Viltrox appears as though it strongly wants professional photographers to take its optics seriously, as it plans to release three more fast prime lenses before the end of the year.

This year, Viltrox has released three lenses that marked a turning point in its focus from super-affordable lenses to optics that photography enthusiasts would be excited to buy. In February, it launched a 75mm f/1.2 lens for Fujifilm mounts that performed extremely well, far better than the $545 asking price would lead photographers to believe it was capable. It brought that lens to Sony and Nikon mirrorless mounts in August.

In May, Viltrox brought a 16mm f/1.8 autofocus lens to Sony E-mount that produced results way better than is to be expected from the $550 asking price. In his review for PetaPixel, Ryan Mense noted that it had no business being that cheap based on how well it performed.

This past month, the Chinese lens manufacturer added a 27mm f/1.2 lens for Fujifilm cameras to its lineup which yet again reviewed very well and, just as the other high-performance lenses that came before it, cost a fraction of what photographers are used to paying at $545.

Viltrox lens roadmap
via FIP on Weibo

What appears to be an updated roadmap published in China — spotted by Asobinet — shows that Viltrox is pushing itself to release three more lenses that would fall into the same high-quality “pro” category. The company is now committing to launching a 27mm f/1.2 for Nikon Z and Sony E, a 135mm f/1.8 for Sony E, and a 20mm f/2.8 for Nikon Z, Sony E, and Fujifilm X by the end of 2023.

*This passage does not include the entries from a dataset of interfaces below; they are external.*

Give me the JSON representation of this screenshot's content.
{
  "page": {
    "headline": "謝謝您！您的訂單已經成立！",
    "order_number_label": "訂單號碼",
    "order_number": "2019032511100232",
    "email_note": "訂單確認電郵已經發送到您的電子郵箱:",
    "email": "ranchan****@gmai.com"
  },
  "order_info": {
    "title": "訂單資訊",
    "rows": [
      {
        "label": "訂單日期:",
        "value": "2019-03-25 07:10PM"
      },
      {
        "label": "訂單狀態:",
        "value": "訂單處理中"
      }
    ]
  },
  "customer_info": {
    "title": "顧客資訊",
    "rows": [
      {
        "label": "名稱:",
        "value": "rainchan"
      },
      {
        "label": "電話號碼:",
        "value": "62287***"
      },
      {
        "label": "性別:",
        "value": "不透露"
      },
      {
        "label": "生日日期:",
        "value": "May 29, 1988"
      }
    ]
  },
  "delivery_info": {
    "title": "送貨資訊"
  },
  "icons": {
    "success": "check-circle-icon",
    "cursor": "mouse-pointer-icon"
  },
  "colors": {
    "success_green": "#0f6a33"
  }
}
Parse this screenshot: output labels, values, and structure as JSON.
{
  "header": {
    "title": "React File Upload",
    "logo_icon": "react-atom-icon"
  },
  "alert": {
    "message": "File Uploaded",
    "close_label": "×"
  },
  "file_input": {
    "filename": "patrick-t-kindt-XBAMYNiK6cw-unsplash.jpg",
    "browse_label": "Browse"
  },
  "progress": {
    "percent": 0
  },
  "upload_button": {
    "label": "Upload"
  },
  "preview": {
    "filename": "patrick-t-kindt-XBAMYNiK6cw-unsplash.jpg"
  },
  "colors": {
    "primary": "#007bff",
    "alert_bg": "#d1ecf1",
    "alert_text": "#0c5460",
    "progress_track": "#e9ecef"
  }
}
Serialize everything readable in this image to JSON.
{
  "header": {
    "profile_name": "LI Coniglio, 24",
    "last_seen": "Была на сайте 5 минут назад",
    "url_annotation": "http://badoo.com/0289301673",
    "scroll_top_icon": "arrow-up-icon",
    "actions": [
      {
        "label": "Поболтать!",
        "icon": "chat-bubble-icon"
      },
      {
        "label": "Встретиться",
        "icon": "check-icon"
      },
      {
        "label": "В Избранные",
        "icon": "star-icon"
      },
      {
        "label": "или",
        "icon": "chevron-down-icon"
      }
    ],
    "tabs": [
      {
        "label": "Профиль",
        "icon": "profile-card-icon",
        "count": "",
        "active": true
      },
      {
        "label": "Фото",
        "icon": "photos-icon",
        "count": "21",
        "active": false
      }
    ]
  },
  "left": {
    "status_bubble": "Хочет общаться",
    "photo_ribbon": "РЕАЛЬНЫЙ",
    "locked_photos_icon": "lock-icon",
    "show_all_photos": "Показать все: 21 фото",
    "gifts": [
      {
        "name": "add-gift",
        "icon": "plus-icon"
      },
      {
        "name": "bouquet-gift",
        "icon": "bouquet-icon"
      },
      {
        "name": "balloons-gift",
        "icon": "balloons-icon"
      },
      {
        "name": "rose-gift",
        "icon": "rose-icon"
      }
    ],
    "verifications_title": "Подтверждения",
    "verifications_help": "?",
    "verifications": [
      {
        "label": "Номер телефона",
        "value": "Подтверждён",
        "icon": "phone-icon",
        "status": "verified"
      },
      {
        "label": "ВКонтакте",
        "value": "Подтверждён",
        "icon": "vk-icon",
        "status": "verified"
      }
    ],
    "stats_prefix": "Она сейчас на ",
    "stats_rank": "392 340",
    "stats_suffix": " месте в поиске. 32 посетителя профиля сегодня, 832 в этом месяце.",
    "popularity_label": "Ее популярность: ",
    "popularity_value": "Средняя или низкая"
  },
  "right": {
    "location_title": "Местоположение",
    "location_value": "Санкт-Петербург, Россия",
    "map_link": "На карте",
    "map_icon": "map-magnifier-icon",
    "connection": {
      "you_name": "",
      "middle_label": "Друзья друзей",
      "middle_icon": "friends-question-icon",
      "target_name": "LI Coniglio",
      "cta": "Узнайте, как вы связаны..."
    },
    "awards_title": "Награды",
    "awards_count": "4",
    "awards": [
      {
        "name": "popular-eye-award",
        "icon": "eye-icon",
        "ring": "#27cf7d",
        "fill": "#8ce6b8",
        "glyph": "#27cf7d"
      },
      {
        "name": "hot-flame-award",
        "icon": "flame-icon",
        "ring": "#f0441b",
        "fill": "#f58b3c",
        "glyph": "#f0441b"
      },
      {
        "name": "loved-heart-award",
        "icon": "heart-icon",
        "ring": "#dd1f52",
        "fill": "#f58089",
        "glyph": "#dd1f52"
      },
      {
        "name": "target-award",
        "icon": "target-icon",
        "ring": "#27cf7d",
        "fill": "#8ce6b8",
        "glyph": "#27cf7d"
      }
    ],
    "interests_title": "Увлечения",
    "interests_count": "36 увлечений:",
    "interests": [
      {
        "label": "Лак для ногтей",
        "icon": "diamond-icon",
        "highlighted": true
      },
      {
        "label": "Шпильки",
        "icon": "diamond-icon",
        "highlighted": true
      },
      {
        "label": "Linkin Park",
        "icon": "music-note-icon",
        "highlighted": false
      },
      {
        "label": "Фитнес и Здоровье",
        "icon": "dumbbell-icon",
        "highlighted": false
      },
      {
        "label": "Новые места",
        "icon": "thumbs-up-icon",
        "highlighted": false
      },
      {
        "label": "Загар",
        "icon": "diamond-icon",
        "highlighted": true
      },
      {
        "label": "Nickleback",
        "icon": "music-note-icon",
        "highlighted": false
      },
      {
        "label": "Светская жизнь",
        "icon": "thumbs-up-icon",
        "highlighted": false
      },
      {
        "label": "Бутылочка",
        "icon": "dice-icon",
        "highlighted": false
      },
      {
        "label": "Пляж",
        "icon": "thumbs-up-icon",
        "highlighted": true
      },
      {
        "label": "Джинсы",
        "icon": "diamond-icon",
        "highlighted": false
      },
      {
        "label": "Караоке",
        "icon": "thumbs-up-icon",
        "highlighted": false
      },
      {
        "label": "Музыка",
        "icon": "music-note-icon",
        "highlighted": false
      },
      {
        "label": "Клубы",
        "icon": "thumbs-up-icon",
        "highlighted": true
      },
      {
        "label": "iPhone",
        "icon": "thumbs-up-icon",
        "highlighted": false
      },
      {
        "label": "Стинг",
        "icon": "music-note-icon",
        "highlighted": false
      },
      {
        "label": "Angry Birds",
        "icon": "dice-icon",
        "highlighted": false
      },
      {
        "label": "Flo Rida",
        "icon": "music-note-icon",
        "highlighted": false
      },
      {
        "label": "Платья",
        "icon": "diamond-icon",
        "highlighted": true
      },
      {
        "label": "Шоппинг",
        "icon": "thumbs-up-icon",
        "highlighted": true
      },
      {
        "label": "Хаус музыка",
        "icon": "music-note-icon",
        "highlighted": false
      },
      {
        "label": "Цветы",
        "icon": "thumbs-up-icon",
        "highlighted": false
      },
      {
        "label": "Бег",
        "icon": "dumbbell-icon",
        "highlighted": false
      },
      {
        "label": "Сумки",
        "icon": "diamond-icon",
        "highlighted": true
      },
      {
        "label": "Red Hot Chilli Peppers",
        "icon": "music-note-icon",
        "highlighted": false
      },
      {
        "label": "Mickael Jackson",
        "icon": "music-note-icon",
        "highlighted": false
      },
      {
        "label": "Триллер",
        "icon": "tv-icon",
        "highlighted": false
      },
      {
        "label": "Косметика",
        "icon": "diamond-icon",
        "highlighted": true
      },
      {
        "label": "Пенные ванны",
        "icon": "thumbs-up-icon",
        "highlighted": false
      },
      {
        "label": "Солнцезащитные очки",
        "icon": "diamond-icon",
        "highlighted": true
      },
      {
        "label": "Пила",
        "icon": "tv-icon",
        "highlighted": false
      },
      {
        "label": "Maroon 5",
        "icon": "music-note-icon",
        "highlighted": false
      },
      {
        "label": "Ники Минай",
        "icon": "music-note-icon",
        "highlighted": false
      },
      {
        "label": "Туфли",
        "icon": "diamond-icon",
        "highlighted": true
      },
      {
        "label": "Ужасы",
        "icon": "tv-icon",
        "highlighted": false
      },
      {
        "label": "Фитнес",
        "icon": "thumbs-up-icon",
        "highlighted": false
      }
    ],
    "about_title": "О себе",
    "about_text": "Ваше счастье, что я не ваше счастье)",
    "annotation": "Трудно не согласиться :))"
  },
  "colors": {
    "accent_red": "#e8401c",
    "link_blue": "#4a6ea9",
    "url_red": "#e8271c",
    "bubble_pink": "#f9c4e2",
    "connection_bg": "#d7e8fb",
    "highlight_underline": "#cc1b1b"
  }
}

It should be noted that Viltrox already planned to release the 27mm and 135mm this year, which was already ambitious, and the addition of the third is not 100% confirmed by the company. However, if true, it would further underscore the company’s commitment to producing high-quality optics at an unusually low price.

Viltrox has a couple of factors working against the widespread acceptance of its lenses by western professional photographers and enthusiasts. For one, its name is not well known and is still associated with very cheap, entry-level manual focus lenses. The company also does not distribute widely in the west at key photography retailers, and the low price of the lenses might actually have the opposite effect on buyers who will assume that there must be some tradeoff for it to be so affordable.

Regardless, Viltrox seems committed to producing lenses that are far higher quality than is usually expected from manufacturers outside of Japan. At this rate, it might not be long before it reaches the status of Samyang and nip at the heels of Tamron and Sigma.